It was the year 57AD when Japan was first mentioned in Chinese history, during the Japanese Yayoi period (300BC-300AD). This earliest known written record of Japan from a Chinese source stated that the Nakoku state of Wa – “Wa” being the Japanese pronunciation of the Chinese name for Japan – received a golden seal from an Emperor of the Han dynasty (Emperor Guangwu). This source was recorded by Hou Han Shu, or “history of the later Han”; 143 years before the invention of sushi - Japan’s national dish - and 182 years before the first recorded Japanese envoy visited China.
As you might expect, China had little chance of not influencing Japan, being an Asian country located near China which was behind in civilisation and technological development. Although, unlike other Asian countries – namely those located to the South of China, like Vietnam, the Japanese never lost sight of their own culture - Japan retained cultural and political independence from China. While aspects of China were adopted by Japan, the use of selecting, borrowing, adapting and importing allowed the Japanese people to control the flow of Chinese ideas into the country. In the words of Professor Peter Stearns, Japan “initiated and controlled the process of cultural borrowing from China.” For a country as advanced as China to do this with what Japan was at the time, this was of huge benefit to Japan; the Japanese were able to become fully civilised and through the process of controlled selection, they were never sucked into becoming dominated by the Chinese. But how can we know it was all voluntary and controlled? We can infer this because Japan has, and has always, remained politically independent from China.
It is clear that China was able to influence Japan – so what ways does this include?
Naturally, the influence does not stop there. Another major aspect of Chinese culture affecting and influencing Japan was the introduction of Buddhism, which altered the culture through more than just religion.
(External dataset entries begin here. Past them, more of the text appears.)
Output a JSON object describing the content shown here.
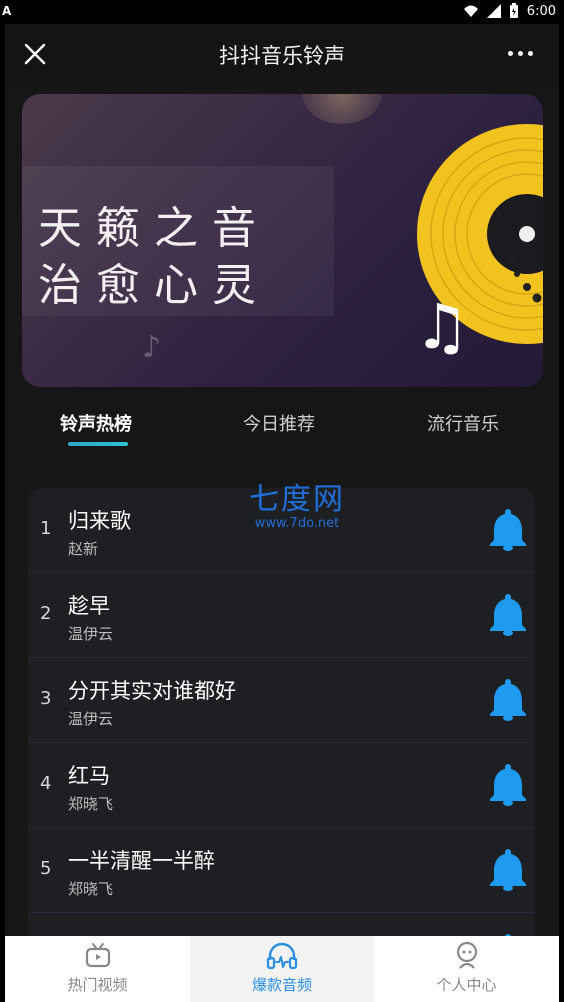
{
  "status_bar": {
    "left_icon": "A",
    "time": "6:00"
  },
  "app_bar": {
    "title": "抖抖音乐铃声"
  },
  "banner": {
    "line1": "天籁之音",
    "line2": "治愈心灵"
  },
  "tabs": [
    {
      "label": "铃声热榜",
      "active": true
    },
    {
      "label": "今日推荐",
      "active": false
    },
    {
      "label": "流行音乐",
      "active": false
    }
  ],
  "watermark": {
    "name": "七度网",
    "url": "www.7do.net"
  },
  "songs": [
    {
      "rank": "1",
      "title": "归来歌",
      "artist": "赵新"
    },
    {
      "rank": "2",
      "title": "趁早",
      "artist": "温伊云"
    },
    {
      "rank": "3",
      "title": "分开其实对谁都好",
      "artist": "温伊云"
    },
    {
      "rank": "4",
      "title": "红马",
      "artist": "郑晓飞"
    },
    {
      "rank": "5",
      "title": "一半清醒一半醉",
      "artist": "郑晓飞"
    }
  ],
  "bottom_nav": [
    {
      "label": "热门视频",
      "icon": "tv-icon",
      "active": false
    },
    {
      "label": "爆款音频",
      "icon": "headphones-icon",
      "active": true
    },
    {
      "label": "个人中心",
      "icon": "person-icon",
      "active": false
    }
  ],
  "colors": {
    "accent": "#2a8fe2",
    "bell": "#1e9bf0",
    "record": "#f2c21f"
  }
}
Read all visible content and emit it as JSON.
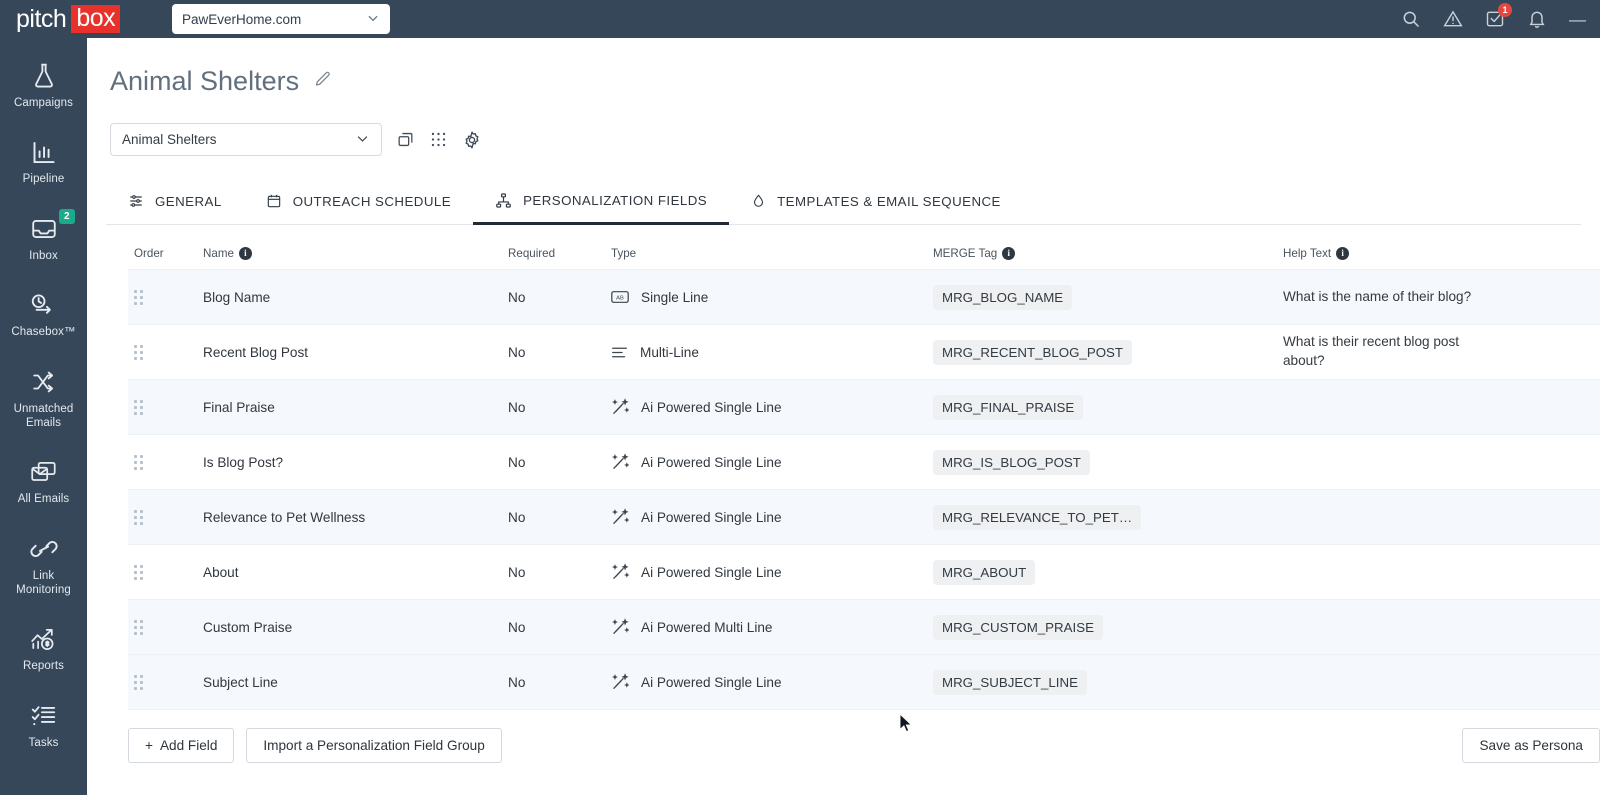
{
  "topbar": {
    "logo_pitch": "pitch",
    "logo_box": "box",
    "site_value": "PawEverHome.com",
    "icons": [
      {
        "name": "search-icon",
        "label": "Search"
      },
      {
        "name": "alert-icon",
        "label": "Alerts"
      },
      {
        "name": "tasks-inbox-icon",
        "label": "Notifications",
        "badge": "1"
      },
      {
        "name": "bell-icon",
        "label": "Notification bell"
      }
    ]
  },
  "sidebar": {
    "items": [
      {
        "label": "Campaigns",
        "icon": "flask-icon",
        "badge": null
      },
      {
        "label": "Pipeline",
        "icon": "bar-chart-icon",
        "badge": null
      },
      {
        "label": "Inbox",
        "icon": "inbox-tray-icon",
        "badge": "2"
      },
      {
        "label": "Chasebox™",
        "icon": "clock-arrow-icon",
        "badge": null
      },
      {
        "label": "Unmatched Emails",
        "icon": "shuffle-icon",
        "badge": null
      },
      {
        "label": "All Emails",
        "icon": "envelopes-icon",
        "badge": null
      },
      {
        "label": "Link Monitoring",
        "icon": "link-chain-icon",
        "badge": null
      },
      {
        "label": "Reports",
        "icon": "trend-dollar-icon",
        "badge": null
      },
      {
        "label": "Tasks",
        "icon": "checklist-icon",
        "badge": null
      }
    ]
  },
  "page": {
    "title": "Animal Shelters",
    "campaign_select_value": "Animal Shelters"
  },
  "tabs": [
    {
      "label": "GENERAL",
      "icon": "sliders-icon",
      "active": false
    },
    {
      "label": "OUTREACH SCHEDULE",
      "icon": "calendar-icon",
      "active": false
    },
    {
      "label": "PERSONALIZATION FIELDS",
      "icon": "sitemap-icon",
      "active": true
    },
    {
      "label": "TEMPLATES & EMAIL SEQUENCE",
      "icon": "droplet-icon",
      "active": false
    }
  ],
  "table": {
    "headers": {
      "order": "Order",
      "name": "Name",
      "required": "Required",
      "type": "Type",
      "merge_tag": "MERGE Tag",
      "help_text": "Help Text"
    },
    "rows": [
      {
        "name": "Blog Name",
        "required": "No",
        "type": "Single Line",
        "type_icon": "ab-box-icon",
        "merge_tag": "MRG_BLOG_NAME",
        "help_text": "What is the name of their blog?"
      },
      {
        "name": "Recent Blog Post",
        "required": "No",
        "type": "Multi-Line",
        "type_icon": "lines-icon",
        "merge_tag": "MRG_RECENT_BLOG_POST",
        "help_text": "What is their recent blog post about?"
      },
      {
        "name": "Final Praise",
        "required": "No",
        "type": "Ai Powered Single Line",
        "type_icon": "magic-wand-icon",
        "merge_tag": "MRG_FINAL_PRAISE",
        "help_text": ""
      },
      {
        "name": "Is Blog Post?",
        "required": "No",
        "type": "Ai Powered Single Line",
        "type_icon": "magic-wand-icon",
        "merge_tag": "MRG_IS_BLOG_POST",
        "help_text": ""
      },
      {
        "name": "Relevance to Pet Wellness",
        "required": "No",
        "type": "Ai Powered Single Line",
        "type_icon": "magic-wand-icon",
        "merge_tag": "MRG_RELEVANCE_TO_PET…",
        "help_text": ""
      },
      {
        "name": "About",
        "required": "No",
        "type": "Ai Powered Single Line",
        "type_icon": "magic-wand-icon",
        "merge_tag": "MRG_ABOUT",
        "help_text": ""
      },
      {
        "name": "Custom Praise",
        "required": "No",
        "type": "Ai Powered Multi Line",
        "type_icon": "magic-wand-icon",
        "merge_tag": "MRG_CUSTOM_PRAISE",
        "help_text": ""
      },
      {
        "name": "Subject Line",
        "required": "No",
        "type": "Ai Powered Single Line",
        "type_icon": "magic-wand-icon",
        "merge_tag": "MRG_SUBJECT_LINE",
        "help_text": ""
      }
    ]
  },
  "footer": {
    "add_field": "Add Field",
    "add_field_plus": "+",
    "import_group": "Import a Personalization Field Group",
    "save_as_persona": "Save as Persona"
  },
  "colors": {
    "sidebar_bg": "#37475a",
    "logo_red": "#e8312a",
    "badge_green": "#1aab8b",
    "badge_red": "#e3473f",
    "row_alt": "#f5f8fc",
    "active_tab_underline": "#222b33"
  }
}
It was during the year 593 when the Soga clan ruling over Japan at the time promoted Buddhism – though it had been introduced earlier than that. In the year 605, Prince Shotoku – the one who originally promoted Buddhism in Japan – declared Buddhism, along with Confucianism, the state religions of Japan. Even in Japan today Buddhism, along with Shintoism, major in the Japanese religious department. Through the introduction of Buddhism came new ideas in architecture; Buddhist temples and their architectural ideas featuring their curved roof style were a result of Chinese influence. This, once again, is still a relevant feature of Japanese culture today.
Other features such as paintings and decorative scrolls were also affected by China through Buddhist influence; Chinese ink and fine paper, calligraphy as an art form, music, and masked dramas (Gingaku) are all aspects of Japan influenced by China.
Though, being two completely different places with different levels of resource accessibility, and ultimately different cultures, not everything Chinese-inspired worked out for Japan. For example, bureaucracies (a word thankfully more complicated to spell than it is to comprehend) which were stimulated from Chinese government resulted in inconveniencing Japanese peasants. Of course, there are also characteristically Japanese aspects of culture which do not link to Chinese culture – China had imperial soldiers, but Samurai and ninja are distinctively Japanese; in earlier history Japan never practically had an army, though they did possess Samurai warriors. While contact was forbidden with China by the Japanese emperor in 838, during years both prior and afterwards the histories and cultures of Japan and China often cross paths. Despite this early cut between the two countries’ ties, a (much) later example of how close China and Japan were in ancient times could be found in the year 1641 where Tokugawa Iemitsu (third Shogun of the Tokugawa dynasty) banned all foreigners except those who were Chinese or Dutch. Through both action and culture, we can clearly see that China has had a long-term historical effect on Japanese historical development.
I find that overall, Japan has made the most of its Chinese influences through its historical developments while at the same time remaining an individual, distinguishable country; their early interactions helped shape Japan into what we recognise now. Part of Japan remaining so individual comes down to the actions Japan took to develop and adapt Chinese influences instead of adopting them; Chinese influences are what an historian could describe as important stepping stones of Japanese history which enabled the historical development to occur in a way which resulted in the formation of modern Japan and the Japanese culture we recognise and admire.